What you have to do →
Your answer should be one number: the count of lines in the data below that include "image".

____ Stored data

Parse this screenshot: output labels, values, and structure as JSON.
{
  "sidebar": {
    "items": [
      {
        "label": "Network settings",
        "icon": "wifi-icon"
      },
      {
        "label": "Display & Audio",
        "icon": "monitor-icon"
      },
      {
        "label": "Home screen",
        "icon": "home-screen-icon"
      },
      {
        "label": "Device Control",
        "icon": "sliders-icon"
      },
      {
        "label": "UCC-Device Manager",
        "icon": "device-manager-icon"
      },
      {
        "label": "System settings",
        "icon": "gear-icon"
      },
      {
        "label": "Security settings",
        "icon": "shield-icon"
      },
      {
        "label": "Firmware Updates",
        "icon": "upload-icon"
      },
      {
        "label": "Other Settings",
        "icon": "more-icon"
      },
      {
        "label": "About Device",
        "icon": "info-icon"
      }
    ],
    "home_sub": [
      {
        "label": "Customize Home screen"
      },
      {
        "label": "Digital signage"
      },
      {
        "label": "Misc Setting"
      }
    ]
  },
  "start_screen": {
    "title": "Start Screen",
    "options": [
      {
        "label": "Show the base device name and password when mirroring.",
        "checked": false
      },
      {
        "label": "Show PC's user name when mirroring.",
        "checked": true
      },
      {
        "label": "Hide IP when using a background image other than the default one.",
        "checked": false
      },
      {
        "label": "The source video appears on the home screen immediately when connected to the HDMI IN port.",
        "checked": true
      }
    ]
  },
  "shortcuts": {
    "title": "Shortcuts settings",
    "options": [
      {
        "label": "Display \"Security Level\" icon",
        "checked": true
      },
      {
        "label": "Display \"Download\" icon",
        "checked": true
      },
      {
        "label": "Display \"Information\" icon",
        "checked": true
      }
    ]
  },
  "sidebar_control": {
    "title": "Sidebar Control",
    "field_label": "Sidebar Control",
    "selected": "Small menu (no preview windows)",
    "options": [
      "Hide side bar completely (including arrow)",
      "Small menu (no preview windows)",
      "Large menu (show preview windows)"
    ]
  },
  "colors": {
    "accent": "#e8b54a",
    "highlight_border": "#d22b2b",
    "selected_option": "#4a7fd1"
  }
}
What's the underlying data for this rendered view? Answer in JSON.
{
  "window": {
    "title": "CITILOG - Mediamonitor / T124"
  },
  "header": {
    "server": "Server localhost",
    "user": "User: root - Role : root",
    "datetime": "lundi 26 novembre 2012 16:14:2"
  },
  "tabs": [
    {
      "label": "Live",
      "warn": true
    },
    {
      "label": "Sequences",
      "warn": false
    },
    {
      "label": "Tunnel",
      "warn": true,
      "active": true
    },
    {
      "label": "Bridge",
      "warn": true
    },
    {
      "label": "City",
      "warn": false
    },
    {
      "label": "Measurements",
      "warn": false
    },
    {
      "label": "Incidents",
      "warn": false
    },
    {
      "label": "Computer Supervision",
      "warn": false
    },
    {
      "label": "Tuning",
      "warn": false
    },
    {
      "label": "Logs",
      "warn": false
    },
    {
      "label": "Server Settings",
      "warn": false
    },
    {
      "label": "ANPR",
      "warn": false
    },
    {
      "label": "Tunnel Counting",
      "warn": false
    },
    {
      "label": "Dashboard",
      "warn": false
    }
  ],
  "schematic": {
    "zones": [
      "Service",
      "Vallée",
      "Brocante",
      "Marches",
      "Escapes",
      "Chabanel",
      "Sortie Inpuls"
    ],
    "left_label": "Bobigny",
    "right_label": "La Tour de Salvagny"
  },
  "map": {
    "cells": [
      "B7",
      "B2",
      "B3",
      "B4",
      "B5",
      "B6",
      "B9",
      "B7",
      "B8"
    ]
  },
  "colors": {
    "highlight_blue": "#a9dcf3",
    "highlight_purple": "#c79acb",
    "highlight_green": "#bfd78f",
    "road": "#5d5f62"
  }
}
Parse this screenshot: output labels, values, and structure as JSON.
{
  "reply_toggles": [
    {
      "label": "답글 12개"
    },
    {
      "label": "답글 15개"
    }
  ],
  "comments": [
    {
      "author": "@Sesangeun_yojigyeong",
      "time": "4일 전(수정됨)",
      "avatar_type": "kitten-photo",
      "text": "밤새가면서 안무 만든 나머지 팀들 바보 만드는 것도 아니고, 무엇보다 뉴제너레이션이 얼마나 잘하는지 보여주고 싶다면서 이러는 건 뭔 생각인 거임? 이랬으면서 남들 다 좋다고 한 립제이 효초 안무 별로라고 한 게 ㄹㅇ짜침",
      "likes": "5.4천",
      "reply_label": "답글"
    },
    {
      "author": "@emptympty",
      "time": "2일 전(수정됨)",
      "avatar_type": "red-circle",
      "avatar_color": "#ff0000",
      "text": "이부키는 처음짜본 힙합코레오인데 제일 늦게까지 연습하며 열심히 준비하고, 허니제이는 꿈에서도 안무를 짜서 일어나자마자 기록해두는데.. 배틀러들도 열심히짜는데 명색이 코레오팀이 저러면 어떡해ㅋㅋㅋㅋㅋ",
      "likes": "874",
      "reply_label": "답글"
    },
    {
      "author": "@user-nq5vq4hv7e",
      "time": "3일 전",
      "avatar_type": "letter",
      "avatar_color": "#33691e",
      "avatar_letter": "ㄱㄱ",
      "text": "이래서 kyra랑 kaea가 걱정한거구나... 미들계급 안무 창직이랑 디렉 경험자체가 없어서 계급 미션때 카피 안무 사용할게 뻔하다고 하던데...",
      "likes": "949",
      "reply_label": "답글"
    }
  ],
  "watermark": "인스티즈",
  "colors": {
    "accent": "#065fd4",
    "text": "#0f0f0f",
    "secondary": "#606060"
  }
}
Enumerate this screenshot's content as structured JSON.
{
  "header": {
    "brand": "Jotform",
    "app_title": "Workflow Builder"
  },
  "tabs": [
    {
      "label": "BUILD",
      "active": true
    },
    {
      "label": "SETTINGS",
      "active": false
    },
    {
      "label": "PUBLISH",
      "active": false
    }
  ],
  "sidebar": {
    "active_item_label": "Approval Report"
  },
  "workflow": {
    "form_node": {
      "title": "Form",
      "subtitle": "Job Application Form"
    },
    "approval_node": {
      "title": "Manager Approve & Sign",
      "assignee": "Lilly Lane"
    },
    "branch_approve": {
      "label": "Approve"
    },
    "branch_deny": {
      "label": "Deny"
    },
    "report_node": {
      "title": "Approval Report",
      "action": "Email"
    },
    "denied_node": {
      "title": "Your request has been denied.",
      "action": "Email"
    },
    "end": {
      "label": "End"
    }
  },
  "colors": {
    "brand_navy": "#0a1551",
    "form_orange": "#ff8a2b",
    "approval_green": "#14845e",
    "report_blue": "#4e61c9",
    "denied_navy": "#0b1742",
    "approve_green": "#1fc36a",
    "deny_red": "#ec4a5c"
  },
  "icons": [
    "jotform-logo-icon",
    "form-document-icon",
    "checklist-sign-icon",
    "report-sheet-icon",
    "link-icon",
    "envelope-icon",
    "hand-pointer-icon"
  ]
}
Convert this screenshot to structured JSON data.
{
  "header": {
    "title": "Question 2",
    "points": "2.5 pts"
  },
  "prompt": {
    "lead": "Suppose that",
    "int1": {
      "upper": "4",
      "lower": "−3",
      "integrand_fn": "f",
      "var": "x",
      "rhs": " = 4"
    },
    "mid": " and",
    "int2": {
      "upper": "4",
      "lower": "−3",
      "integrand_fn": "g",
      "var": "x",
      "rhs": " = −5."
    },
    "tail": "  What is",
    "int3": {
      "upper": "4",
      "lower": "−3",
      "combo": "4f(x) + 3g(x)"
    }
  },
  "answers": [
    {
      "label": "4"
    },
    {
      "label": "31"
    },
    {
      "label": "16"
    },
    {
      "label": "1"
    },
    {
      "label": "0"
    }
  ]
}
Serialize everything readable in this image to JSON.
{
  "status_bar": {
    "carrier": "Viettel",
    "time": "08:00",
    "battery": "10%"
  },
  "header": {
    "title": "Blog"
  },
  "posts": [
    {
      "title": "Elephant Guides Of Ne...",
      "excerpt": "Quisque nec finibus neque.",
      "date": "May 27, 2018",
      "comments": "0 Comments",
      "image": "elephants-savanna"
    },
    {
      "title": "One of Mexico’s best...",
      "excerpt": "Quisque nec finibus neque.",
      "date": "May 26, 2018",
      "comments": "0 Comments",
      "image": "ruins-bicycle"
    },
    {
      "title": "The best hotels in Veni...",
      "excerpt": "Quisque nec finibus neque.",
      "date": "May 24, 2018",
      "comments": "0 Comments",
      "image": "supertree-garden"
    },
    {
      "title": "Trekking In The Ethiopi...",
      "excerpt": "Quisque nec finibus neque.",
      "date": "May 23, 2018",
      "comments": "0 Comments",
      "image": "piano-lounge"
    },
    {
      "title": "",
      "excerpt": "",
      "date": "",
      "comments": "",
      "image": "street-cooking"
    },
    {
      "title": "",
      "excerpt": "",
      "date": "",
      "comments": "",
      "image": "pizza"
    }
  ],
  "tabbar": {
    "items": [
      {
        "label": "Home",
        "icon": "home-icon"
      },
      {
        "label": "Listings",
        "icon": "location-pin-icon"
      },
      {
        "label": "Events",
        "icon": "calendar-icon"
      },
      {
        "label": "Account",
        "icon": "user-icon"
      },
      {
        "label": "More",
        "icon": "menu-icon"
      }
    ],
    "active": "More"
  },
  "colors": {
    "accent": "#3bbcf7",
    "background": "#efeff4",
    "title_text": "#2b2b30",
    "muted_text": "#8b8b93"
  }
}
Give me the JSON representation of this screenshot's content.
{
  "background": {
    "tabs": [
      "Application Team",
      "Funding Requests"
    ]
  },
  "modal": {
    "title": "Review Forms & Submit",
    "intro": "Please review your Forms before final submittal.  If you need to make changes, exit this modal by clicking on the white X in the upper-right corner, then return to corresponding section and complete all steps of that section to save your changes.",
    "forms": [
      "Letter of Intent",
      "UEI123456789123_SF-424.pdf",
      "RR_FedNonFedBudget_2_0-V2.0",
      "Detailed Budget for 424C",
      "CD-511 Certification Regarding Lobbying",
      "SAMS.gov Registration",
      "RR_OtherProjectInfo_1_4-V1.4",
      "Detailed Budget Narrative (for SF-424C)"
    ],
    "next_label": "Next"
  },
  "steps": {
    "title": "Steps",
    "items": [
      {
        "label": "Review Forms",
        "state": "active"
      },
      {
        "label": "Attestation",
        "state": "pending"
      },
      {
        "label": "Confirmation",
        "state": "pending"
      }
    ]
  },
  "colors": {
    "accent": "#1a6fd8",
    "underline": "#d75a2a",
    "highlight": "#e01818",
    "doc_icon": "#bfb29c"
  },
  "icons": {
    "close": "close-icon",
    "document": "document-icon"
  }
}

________

Your response →
8